Friday, February 25, 2011

usRAP Working to Make Safety as Much a Priority as Speed When Planning a Road Trip

As featured on the front page of February 23rd’s USA Today, the AAA Foundation for Traffic Safety is studying ways to help drivers navigate the safest route to their destination thanks to the United States Road Assessment Program (usRAP). Pilot programs have been conducted in eight states—Florida, Illinois, Iowa, Kentucky, Michigan, New Jersey, New Mexico and Utah—with more states to be added this year. These pilots used crash and other relevant safety data to map the relative risk of roadways in the states.
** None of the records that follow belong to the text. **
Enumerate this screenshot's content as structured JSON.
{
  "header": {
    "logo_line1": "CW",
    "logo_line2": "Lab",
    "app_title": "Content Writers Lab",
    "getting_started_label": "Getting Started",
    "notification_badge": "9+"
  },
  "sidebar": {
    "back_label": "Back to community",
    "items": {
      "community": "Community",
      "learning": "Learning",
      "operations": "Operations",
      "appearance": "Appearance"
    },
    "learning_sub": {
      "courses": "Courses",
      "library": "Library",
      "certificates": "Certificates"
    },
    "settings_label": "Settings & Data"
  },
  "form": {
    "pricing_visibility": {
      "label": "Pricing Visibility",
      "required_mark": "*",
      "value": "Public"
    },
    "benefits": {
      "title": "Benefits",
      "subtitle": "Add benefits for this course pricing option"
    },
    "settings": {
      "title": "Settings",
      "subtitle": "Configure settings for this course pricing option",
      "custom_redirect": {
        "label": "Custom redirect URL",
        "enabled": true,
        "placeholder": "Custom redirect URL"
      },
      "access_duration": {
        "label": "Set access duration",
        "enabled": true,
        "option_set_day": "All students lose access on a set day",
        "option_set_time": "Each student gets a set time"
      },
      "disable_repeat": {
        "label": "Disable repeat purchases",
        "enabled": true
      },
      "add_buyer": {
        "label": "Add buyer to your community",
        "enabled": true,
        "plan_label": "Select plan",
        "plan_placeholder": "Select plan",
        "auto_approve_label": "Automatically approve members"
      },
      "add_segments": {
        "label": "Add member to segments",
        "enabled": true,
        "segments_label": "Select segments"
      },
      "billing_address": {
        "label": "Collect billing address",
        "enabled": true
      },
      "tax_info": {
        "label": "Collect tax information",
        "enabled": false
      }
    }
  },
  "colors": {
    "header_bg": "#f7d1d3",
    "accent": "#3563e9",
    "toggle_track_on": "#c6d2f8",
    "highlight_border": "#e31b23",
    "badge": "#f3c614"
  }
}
The goal over the next few years is to implement usRAP nationwide and ultimately use data and technology to provide drivers with information for avoiding dangerous corridors at the touch of their GPS navigational screen. By doing this, drivers could access the safest route from place to place in addition to the fastest or least congested.

According to a recent foundation survey of 2,141 drivers, 73% said they would consider this type of information helpful when seeking driving directions in unfamiliar areas, such as traveling out of town for business or on long car trips with the family. usRAP was initiated to more effectively manage road safety and ensure that assessment of risk plays a key role in strategic decisions on road improvements, crash prevention and standards of route management.

To learn more, take a look at our brochure, or view maps of high risk areas in states from the program’s early phases.

Tuesday, February 15, 2011

LaHood Highlights AAA's Contribution To Driver Education

Earlier today, U.S. Secretary of Transportation Ray LaHood gave special recognition in his blog to the AAA Family for the extensive contributions made over the years in the area of driver education. The Secretary acknowledged AAA’s work in supporting teen driver education, including a new teen website containing information useful for parents and teens, as well as contributions and research that have been made on other issues such as driver distraction and drunk driving.

The AAA Foundation for Traffic Safety has been a strong contributor to the AAA Family’s success in these areas over the years. The Foundation has conducted research related to Graduated Licensing, brought awareness to the problem of cell phone use while driving and highlighted the repeated dangers of drunk driving during the holidays.

I’m proud of the work the AAA Foundation has done and will continue to do in support of the AAA family’s goal of improving the safety of our roads through both driver education and meaningful research.

Tuesday, February 1, 2011

Winter Weather Means You Need To Adapt Your Driving

Mother Nature has brought harsh conditions to many regions already this winter and recent weather reports seem to be predicting more of the same. While winter can be a great time for traveling and fun activities like skiing, snowboarding and ice skating, it’s important that drivers learn how to adapt to the challenging conditions winter can present.

The most important thing you can do while driving in winter weather is simply to slow down and pay close attention to your surroundings. Driving at higher speeds can cause tires to spin or “fishtail”, but moving a slower speed will help you maintain control of your car when going across patches of ice and snow. It’s also important to pay extra attention to how others around you are driving. This can help give you a clue about the road conditions ahead, but you should always try to compensate for the weather by giving yourself added stopping distance between you and the car in front of you. Here are some other quick tips:

•Understand what kind of brakes your car has (standard or anti-lock) and how to use them in slippery road conditions.

•Plan ahead by checking road condition reports before you drive and leaving early to give yourself time to drive slowly and safely.

•Put a winter driving kit in your car that includes blankets, water, snacks, a first-aid kit, cell phone, shovel and kitty litter or sand.

I also suggest that all drivers take a look at these AAA brochures, Get A Grip and How to Go on Ice and Snow. For more tips on how to prepare for and handle driving in winter weather, visit the AAAExchange website.